U.S. Classification359/613, 359/454, 359/614
International ClassificationG02B5/02, G02B5/20, G02B27/00, G02B3/00
Cooperative ClassificationG02B5/206, G02B3/0062, G02B5/045, G02B5/0257, G02B5/0278, G02B3/0043, G02B5/0226
European ClassificationG02B5/02D2P, G02B5/02D8, G02B5/02U2, G02B5/20P, G02B3/00A3Z, G02B3/00A3I
Legal Events
DateCodeEventDescription
Jun 3, 2005ASAssignment
Owner name: JENMAR VISUAL SYSTEMS, INC., CALIFORNIA
Free format text: ASSIGNMENT OF ASSIGNORS INTEREST;ASSIGNOR:WOLFE, CHARLES R.;REEL/FRAME:016302/0756
Effective date: 20050601
Sep 16, 2010ASAssignment
Owner name: ARISAWA MANUFACTURING CO., LTD., JAPAN
Free format text: PATENT TRANSFER STATEMENT;ASSIGNOR:JENMAR VISUAL SYSTEMS, INC.;REEL/FRAME:024990/0804
Effective date: 20100819
Sep 7, 2011FPAYFee payment
Year of fee payment: 4
Nov 20, 2015REMIMaintenance fee reminder mailed
Apr 8, 2016LAPSLapse for failure to pay maintenance fees

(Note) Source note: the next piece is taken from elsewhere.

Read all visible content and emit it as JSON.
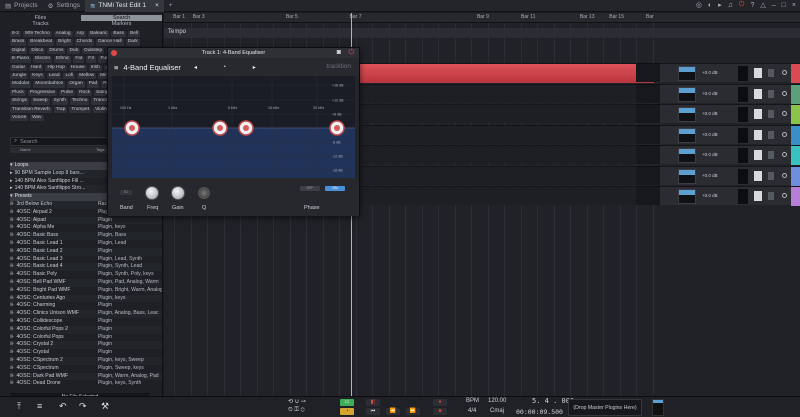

May 31, 2016FPExpired due to failure to pay maintenance fee
Effective date: 20160408